- Security considerations in frequency hopping radio systems
- Performance of IEEE 802.16 based system in in jamming environment and improvement with link adaption
- Performance of DSSS against Repeater Jamming
- A study on active jamming to synthetic aperture radar
- Optimization of a hybrid SFHDS MFSK link in the presence of worst case multitone jamming
- OFDM Channel Estimation With Jammed Pilot Detector Under Narrow-Band Jamming
- Performance of Multi tone Code Division Multiple Access (MT-CDMA) in an AWGN Channel and in Presence of Narrowband Jamming
- Bit Error Rate Analysis of jamming for OFDM systems
- Evaluation of Security for DSSS Under Repeater Jamming
- A study on active jamming to synthetic aperture radar
- Jamming Vulnerabilities of IEEE 802.11e
- DEEJAM Defeating Energy-Efficient Jamming in IEEE 802.15.4-based Wireless Networks
- Effect of Noise FM Jamming against ISAR Imaging
- Impact of multipath fading and partial-band interference on the performance of a COFDMCDMA modulation scheme for robust wireless communications
- Combined tone and noise jamming against coded FHMFSK ECCM radios
- Jamming canceler using interpolated FFT
- A new method of camouflage jamming against ISAR based on compensating modulation
- On the Performance of IEEE 802.11 under Jamming
- Feasibility Assessment of Repeater Jamming Technique for DSSS
- A Novel Method to Evaluate the Effectiveness of Communications Jamming
- Keyless Jam Resistance
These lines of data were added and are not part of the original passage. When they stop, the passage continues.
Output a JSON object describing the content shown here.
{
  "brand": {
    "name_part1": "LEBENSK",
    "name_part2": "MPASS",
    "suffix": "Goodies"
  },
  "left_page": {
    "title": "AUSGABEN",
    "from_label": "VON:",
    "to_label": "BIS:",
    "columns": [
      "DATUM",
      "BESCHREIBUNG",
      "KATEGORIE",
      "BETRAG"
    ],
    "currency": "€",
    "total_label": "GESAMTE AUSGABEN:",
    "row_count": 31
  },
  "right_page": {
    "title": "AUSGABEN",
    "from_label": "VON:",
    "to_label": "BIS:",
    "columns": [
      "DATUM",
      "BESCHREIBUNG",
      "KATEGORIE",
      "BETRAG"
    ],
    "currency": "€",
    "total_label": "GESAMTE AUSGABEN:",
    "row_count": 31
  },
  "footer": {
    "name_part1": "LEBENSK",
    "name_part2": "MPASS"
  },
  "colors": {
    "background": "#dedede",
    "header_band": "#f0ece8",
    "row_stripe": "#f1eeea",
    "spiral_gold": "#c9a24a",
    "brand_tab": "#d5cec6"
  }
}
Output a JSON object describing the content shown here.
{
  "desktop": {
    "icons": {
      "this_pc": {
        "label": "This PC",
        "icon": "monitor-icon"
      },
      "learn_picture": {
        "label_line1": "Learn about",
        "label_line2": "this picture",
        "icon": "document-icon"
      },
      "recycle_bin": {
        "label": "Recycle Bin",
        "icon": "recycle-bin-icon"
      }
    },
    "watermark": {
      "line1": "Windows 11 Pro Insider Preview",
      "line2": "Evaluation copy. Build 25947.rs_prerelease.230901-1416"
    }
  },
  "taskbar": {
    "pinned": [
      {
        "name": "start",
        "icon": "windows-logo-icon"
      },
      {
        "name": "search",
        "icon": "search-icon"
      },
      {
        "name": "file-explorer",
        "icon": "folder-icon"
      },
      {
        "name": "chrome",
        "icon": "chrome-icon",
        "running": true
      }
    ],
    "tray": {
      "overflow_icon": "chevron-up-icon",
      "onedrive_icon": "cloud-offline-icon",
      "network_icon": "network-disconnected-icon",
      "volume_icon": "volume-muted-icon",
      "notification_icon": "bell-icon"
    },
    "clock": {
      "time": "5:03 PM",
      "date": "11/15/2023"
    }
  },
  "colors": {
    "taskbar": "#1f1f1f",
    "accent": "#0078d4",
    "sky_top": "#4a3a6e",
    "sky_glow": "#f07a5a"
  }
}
Sign up to vote on this title

UsefulNot usefulClose Dialog## Are you sure?

This action might not be possible to undo. Are you sure you want to continue?

Loading